Vandervoort-Cobb (who also performs in the show) hopes to reignite a conversation which began after the Emanuel massacre, and after the gunning down of Walter Scott. “It’s a hard conversation to sustain, and people want to back away, quite naturally, from that which brings them pain,” Vandervoort-Cobb says. PURE could not have found a better work to do the job. Subtler than you might suppose, Citizen is difficult in all the right ways. Rankine seeks not to redress, but to define: this is what racism looks like now, right now. She is a writer whose vision can encompass both a black president and a bloody hoodie. A large segment of the show concerns itself with the perception of Serena Williams’s black body at lily-white Wimbledon.

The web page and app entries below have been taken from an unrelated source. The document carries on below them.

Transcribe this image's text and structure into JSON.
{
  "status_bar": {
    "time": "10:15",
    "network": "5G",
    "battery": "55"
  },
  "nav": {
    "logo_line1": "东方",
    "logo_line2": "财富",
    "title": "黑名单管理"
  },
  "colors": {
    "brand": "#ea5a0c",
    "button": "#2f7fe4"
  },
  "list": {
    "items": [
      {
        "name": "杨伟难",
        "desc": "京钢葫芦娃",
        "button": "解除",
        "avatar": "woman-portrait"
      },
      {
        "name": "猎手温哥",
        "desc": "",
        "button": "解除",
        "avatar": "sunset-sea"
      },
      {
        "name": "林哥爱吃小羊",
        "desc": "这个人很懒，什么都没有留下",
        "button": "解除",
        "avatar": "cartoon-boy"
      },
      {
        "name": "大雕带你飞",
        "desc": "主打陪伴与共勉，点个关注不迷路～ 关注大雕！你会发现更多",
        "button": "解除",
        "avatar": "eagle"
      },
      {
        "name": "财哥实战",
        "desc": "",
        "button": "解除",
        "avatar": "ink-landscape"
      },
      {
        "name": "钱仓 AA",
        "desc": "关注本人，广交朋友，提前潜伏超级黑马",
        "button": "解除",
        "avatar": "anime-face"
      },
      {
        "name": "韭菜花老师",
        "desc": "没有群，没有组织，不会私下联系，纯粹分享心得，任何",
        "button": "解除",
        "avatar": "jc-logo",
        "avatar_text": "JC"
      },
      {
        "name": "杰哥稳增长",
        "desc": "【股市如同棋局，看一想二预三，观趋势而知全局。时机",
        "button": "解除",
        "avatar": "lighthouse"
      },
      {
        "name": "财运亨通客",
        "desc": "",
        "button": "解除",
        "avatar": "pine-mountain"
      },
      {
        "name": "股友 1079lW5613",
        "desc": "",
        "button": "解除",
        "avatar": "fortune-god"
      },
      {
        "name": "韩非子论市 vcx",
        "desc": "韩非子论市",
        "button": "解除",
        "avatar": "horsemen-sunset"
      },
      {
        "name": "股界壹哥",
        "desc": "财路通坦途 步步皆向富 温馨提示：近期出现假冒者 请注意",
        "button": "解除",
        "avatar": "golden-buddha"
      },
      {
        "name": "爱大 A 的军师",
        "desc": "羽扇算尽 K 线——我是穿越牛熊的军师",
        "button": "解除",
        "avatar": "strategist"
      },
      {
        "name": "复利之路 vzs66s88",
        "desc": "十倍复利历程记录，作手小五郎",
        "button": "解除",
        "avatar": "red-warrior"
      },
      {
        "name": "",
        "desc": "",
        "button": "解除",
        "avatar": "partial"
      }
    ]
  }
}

The stories and themes don’t discuss how far we’ve come and have yet to go, but rather how much has been spent even to arrive where we are. Everything hinges on what words we use. “Black” and “white” is just the ink and the paper on which the story is told. As such, Rankine’s focus is on words like “darkness,” “energy,” “body,” “insult,” “buildup,” “stress,” “erasure,” “visibility.” Exhaustion is the central motif. “Friend” appears again and again, though rarely in a positive context. The battle African Americans wage now isn’t in the streets against dogs and fire hoses, she seems to be saying; most often it’s within themselves while they are sitting alone in their driveway, trying to shake off a colleague’s oblivious comment from earlier in the day.

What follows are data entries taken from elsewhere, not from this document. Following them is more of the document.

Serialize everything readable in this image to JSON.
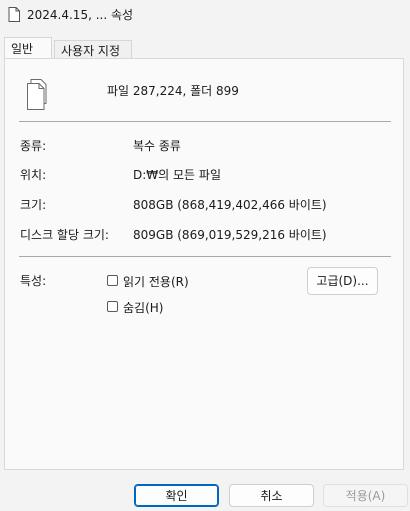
{
  "window": {
    "title": "2024.4.15, ... 속성"
  },
  "tabs": [
    {
      "label": "일반",
      "active": true
    },
    {
      "label": "사용자 지정",
      "active": false
    }
  ],
  "general": {
    "summary": "파일 287,224, 폴더 899",
    "rows": [
      {
        "label": "종류:",
        "value": "복수 종류"
      },
      {
        "label": "위치:",
        "value": "D:₩의 모든 파일"
      },
      {
        "label": "크기:",
        "value": "808GB (868,419,402,466 바이트)"
      },
      {
        "label": "디스크 할당 크기:",
        "value": "809GB (869,019,529,216 바이트)"
      }
    ],
    "attributes_label": "특성:",
    "readonly_label": "읽기 전용(R)",
    "hidden_label": "숨김(H)",
    "advanced_label": "고급(D)..."
  },
  "buttons": {
    "ok": "확인",
    "cancel": "취소",
    "apply": "적용(A)"
  }
}
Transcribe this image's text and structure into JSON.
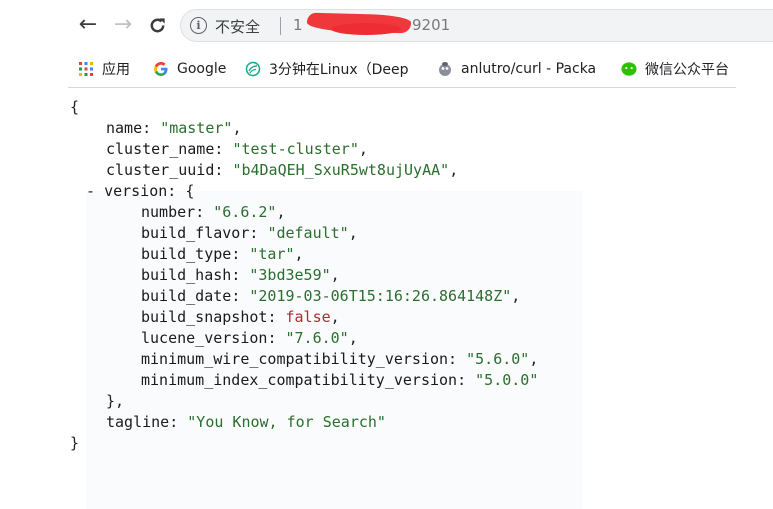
{
  "toolbar": {
    "back_icon": "←",
    "forward_icon": "→",
    "reload_icon": "C",
    "info_icon": "i",
    "security_label": "不安全",
    "url_prefix": "1",
    "url_suffix": "9201"
  },
  "bookmarks": [
    {
      "label": "应用",
      "icon": "apps-grid-icon"
    },
    {
      "label": "Google",
      "icon": "google-icon"
    },
    {
      "label": "3分钟在Linux（Deep",
      "icon": "deepin-icon"
    },
    {
      "label": "anlutro/curl - Packa",
      "icon": "docker-icon"
    },
    {
      "label": "微信公众平台",
      "icon": "wechat-icon"
    }
  ],
  "json": {
    "open_brace": "{",
    "close_brace": "}",
    "name_key": "name",
    "name_value": "\"master\"",
    "cluster_name_key": "cluster_name",
    "cluster_name_value": "\"test-cluster\"",
    "cluster_uuid_key": "cluster_uuid",
    "cluster_uuid_value": "\"b4DaQEH_SxuR5wt8ujUyAA\"",
    "version_toggle": "-",
    "version_key": "version",
    "version": {
      "number_key": "number",
      "number_value": "\"6.6.2\"",
      "build_flavor_key": "build_flavor",
      "build_flavor_value": "\"default\"",
      "build_type_key": "build_type",
      "build_type_value": "\"tar\"",
      "build_hash_key": "build_hash",
      "build_hash_value": "\"3bd3e59\"",
      "build_date_key": "build_date",
      "build_date_value": "\"2019-03-06T15:16:26.864148Z\"",
      "build_snapshot_key": "build_snapshot",
      "build_snapshot_value": "false",
      "lucene_version_key": "lucene_version",
      "lucene_version_value": "\"7.6.0\"",
      "minimum_wire_key": "minimum_wire_compatibility_version",
      "minimum_wire_value": "\"5.6.0\"",
      "minimum_index_key": "minimum_index_compatibility_version",
      "minimum_index_value": "\"5.0.0\""
    },
    "version_close": "},",
    "tagline_key": "tagline",
    "tagline_value": "\"You Know, for Search\""
  }
}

Which isn’t to say that the dangers are all internal. The word “self” has a prominent place in Citizen, as it should in a work concerning identity and society. At one point a friend argues to Rankine that Americans battle between a “historical self” and a “self-self.” By this she means that you “mostly interact as friends with mutual interest and, for the most part, compatible personalities; however, sometimes your historical selves, her white self and your black self, or your white self and her black self, arrive with the full force of your American positioning.”

Bringing this play to Charleston gives the quote even more of a charge. Those nine doomed churchgoers thought they were welcoming into their Bible study a young man with mutual interests. Yet even after sitting with them for an hour, Dylann Roof still couldn’t see them as innocent people. In that moment they were merely their historical selves, and so was he. Walter Scott was the man Officer Mark Slager pulled over in North Charleston on April 4, 2015, but it was Walter’s historical self that Slager saw running away. That the gun was drawn “with the full force” of both their American positions is undeniable.

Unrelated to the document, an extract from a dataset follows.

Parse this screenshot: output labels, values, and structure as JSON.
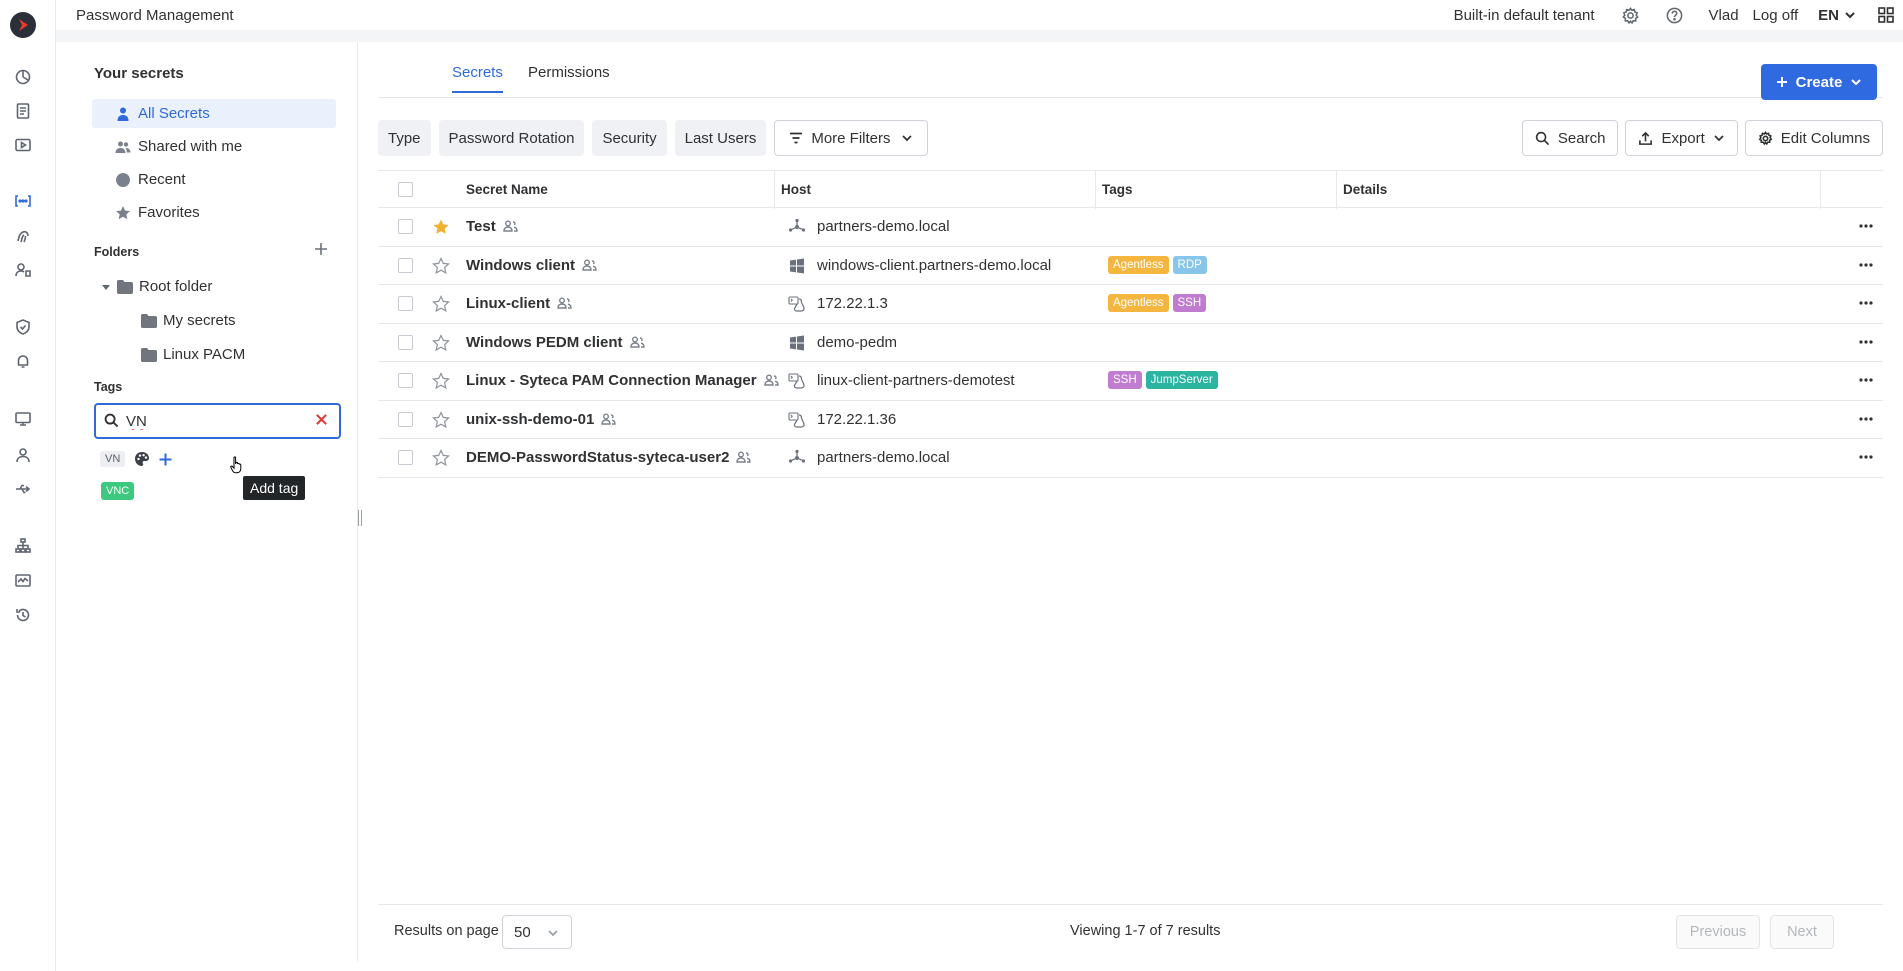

“I wanted to produce a play that acknowledged that the state of race relations in this country is really shitty,” Graci says. “We are a nation in crisis, and our communities are infected with both macro and micro aggressions against persons of color, and until we make a conscious decision to acknowledge the reality of this, we will not engage in meaningful dialogue, we will not change the status quo. We will remain a fractured society eating itself alive from the inside.”

In Graci’s discussions with Sachs about the production in L.A., he remarked about how long the audience lingered after the show talking about it. Graci has employed a moderator (whom she considers almost a seventh cast member) to provide a platform for discussion after every performance, and, perhaps, to fan the flames of dialogue that the play excites.

“Rankine writes ‘You can’t drive yourself sane,'” Vandervoort-Cobb says, “but you can fight to make it happen. We want folks to join us in the fight, in the struggle, to be a part of the conversation and, perhaps, then, a part of the solution.”